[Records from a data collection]
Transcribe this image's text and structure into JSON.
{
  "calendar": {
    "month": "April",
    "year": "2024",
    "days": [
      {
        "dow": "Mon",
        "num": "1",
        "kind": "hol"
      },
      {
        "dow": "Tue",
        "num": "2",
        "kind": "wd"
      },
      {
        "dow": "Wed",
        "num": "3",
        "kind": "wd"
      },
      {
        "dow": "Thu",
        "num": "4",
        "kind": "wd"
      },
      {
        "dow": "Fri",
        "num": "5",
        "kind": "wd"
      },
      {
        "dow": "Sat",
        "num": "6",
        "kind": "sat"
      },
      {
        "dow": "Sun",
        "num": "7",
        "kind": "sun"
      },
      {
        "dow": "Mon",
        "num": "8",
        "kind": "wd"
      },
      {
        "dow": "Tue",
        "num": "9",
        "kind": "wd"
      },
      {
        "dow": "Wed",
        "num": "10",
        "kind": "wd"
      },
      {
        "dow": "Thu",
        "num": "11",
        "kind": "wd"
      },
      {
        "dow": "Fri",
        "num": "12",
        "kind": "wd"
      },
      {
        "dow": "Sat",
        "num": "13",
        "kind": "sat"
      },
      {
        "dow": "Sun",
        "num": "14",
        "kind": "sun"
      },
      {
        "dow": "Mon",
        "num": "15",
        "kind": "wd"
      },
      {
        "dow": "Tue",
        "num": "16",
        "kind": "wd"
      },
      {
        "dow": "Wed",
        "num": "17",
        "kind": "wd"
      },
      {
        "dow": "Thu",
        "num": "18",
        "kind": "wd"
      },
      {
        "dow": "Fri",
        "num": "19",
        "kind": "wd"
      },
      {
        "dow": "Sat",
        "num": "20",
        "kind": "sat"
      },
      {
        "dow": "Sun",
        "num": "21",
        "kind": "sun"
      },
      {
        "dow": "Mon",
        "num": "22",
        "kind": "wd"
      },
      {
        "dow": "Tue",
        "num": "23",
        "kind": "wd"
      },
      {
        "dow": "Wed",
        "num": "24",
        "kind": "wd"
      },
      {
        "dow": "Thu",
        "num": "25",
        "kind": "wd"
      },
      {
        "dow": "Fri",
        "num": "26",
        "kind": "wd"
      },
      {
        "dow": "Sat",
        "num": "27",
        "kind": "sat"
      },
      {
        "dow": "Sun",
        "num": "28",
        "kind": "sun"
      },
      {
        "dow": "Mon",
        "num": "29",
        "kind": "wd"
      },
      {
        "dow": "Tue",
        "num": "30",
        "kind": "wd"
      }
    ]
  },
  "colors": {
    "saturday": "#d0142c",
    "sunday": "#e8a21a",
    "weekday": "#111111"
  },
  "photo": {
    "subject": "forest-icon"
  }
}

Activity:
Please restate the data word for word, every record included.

Response:
Transcribe this image's text and structure into JSON.
{
  "calendar": {
    "month": "April",
    "year": "2024",
    "days": [
      {
        "dow": "Mon",
        "num": "1",
        "kind": "hol"
      },
      {
        "dow": "Tue",
        "num": "2",
        "kind": "wd"
      },
      {
        "dow": "Wed",
        "num": "3",
        "kind": "wd"
      },
      {
        "dow": "Thu",
        "num": "4",
        "kind": "wd"
      },
      {
        "dow": "Fri",
        "num": "5",
        "kind": "wd"
      },
      {
        "dow": "Sat",
        "num": "6",
        "kind": "sat"
      },
      {
        "dow": "Sun",
        "num": "7",
        "kind": "sun"
      },
      {
        "dow": "Mon",
        "num": "8",
        "kind": "wd"
      },
      {
        "dow": "Tue",
        "num": "9",
        "kind": "wd"
      },
      {
        "dow": "Wed",
        "num": "10",
        "kind": "wd"
      },
      {
        "dow": "Thu",
        "num": "11",
        "kind": "wd"
      },
      {
        "dow": "Fri",
        "num": "12",
        "kind": "wd"
      },
      {
        "dow": "Sat",
        "num": "13",
        "kind": "sat"
      },
      {
        "dow": "Sun",
        "num": "14",
        "kind": "sun"
      },
      {
        "dow": "Mon",
        "num": "15",
        "kind": "wd"
      },
      {
        "dow": "Tue",
        "num": "16",
        "kind": "wd"
      },
      {
        "dow": "Wed",
        "num": "17",
        "kind": "wd"
      },
      {
        "dow": "Thu",
        "num": "18",
        "kind": "wd"
      },
      {
        "dow": "Fri",
        "num": "19",
        "kind": "wd"
      },
      {
        "dow": "Sat",
        "num": "20",
        "kind": "sat"
      },
      {
        "dow": "Sun",
        "num": "21",
        "kind": "sun"
      },
      {
        "dow": "Mon",
        "num": "22",
        "kind": "wd"
      },
      {
        "dow": "Tue",
        "num": "23",
        "kind": "wd"
      },
      {
        "dow": "Wed",
        "num": "24",
        "kind": "wd"
      },
      {
        "dow": "Thu",
        "num": "25",
        "kind": "wd"
      },
      {
        "dow": "Fri",
        "num": "26",
        "kind": "wd"
      },
      {
        "dow": "Sat",
        "num": "27",
        "kind": "sat"
      },
      {
        "dow": "Sun",
        "num": "28",
        "kind": "sun"
      },
      {
        "dow": "Mon",
        "num": "29",
        "kind": "wd"
      },
      {
        "dow": "Tue",
        "num": "30",
        "kind": "wd"
      }
    ]
  },
  "colors": {
    "saturday": "#d0142c",
    "sunday": "#e8a21a",
    "weekday": "#111111"
  },
  "photo": {
    "subject": "forest-icon"
  }
}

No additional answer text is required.